Pip holds on to the dream of having Estella until he finds out that she is marrying Drummle. At this moment all of his hopes for Estella are rushed. His self-deception about gentleman and his hope of getting Estella lead to another Pip. He now begins to realize what a horrible man he has become, and that he has shunned all who really care for him. His utterance: “I wish I had never left the forge” shows his moral regeneration.

Pip also begins to spend too much money and goes into debt even with his secret benefactor giving him money. Through the novelist’s dramatic techniques of suspense, humor, dialogue and denouement the knots of the incidents are opened and Pip recognizes his real benefactor- Magwitch a criminal and convict and all his dreams are shattered. He cannot believe a criminal had been supplying him with money all this time.

His moral regeneration starts in this stage. The clouds which covered his original goodness pass away and once again he enables to see man as man recognizing the proper worth of basic humanity. Pip tries to repair all his relationships with people he mistreated and loved. Pip finds Herbert a good job even if it means Pip using some of his own money. Pip also tries to help Magwitch escape. Although Magwitch does not escape, Pip makes Magwitch happy before he dies telling him that he has a daughter and that he is in love with her. Pip also helps Miss Havisham discover the error of her ways. She is happy Pip has shown her this and would like to give Pip some money to help him with his debts. Pip does not take the offer and knows that he himself must work hard to pay off his debts. Pip then goes to his home in the marshes. Joe pays off all his debts and their relationship is now repaired. Pip also meets Little Pip, the symbol of rebirth. Pip fixed all his problems and was never again faced with them because he decided to live with the people he loved, Joe and Biddy, his family.

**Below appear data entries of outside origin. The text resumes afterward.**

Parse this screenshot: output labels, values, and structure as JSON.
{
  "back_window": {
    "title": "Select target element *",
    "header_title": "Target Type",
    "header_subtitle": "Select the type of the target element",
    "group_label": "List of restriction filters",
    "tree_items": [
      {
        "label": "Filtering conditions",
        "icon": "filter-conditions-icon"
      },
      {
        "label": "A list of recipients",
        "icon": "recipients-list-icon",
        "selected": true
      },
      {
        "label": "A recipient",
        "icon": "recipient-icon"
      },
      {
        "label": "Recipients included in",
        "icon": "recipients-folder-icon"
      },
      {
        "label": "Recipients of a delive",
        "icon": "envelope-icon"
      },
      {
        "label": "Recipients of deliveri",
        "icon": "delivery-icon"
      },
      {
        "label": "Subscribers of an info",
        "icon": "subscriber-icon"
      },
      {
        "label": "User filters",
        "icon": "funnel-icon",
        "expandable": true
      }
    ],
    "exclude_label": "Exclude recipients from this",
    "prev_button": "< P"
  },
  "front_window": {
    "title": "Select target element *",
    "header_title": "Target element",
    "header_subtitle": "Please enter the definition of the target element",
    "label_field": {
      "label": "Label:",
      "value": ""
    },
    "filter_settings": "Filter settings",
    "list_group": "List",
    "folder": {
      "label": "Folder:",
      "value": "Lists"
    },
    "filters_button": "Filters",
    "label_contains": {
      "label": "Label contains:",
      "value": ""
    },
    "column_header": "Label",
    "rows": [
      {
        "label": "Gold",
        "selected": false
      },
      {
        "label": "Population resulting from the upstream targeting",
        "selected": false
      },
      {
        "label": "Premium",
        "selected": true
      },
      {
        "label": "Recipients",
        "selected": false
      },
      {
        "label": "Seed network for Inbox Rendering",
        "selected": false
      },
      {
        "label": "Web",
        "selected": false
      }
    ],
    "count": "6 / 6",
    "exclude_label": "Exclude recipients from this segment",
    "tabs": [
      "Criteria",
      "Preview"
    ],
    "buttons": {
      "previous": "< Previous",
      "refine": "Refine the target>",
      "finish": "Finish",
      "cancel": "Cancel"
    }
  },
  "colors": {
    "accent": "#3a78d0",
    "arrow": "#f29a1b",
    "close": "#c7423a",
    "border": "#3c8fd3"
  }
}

Pip’s behavior as a gentleman has caused him to hurt the people who care about him most. Once he has learned these lessons and matures into the man.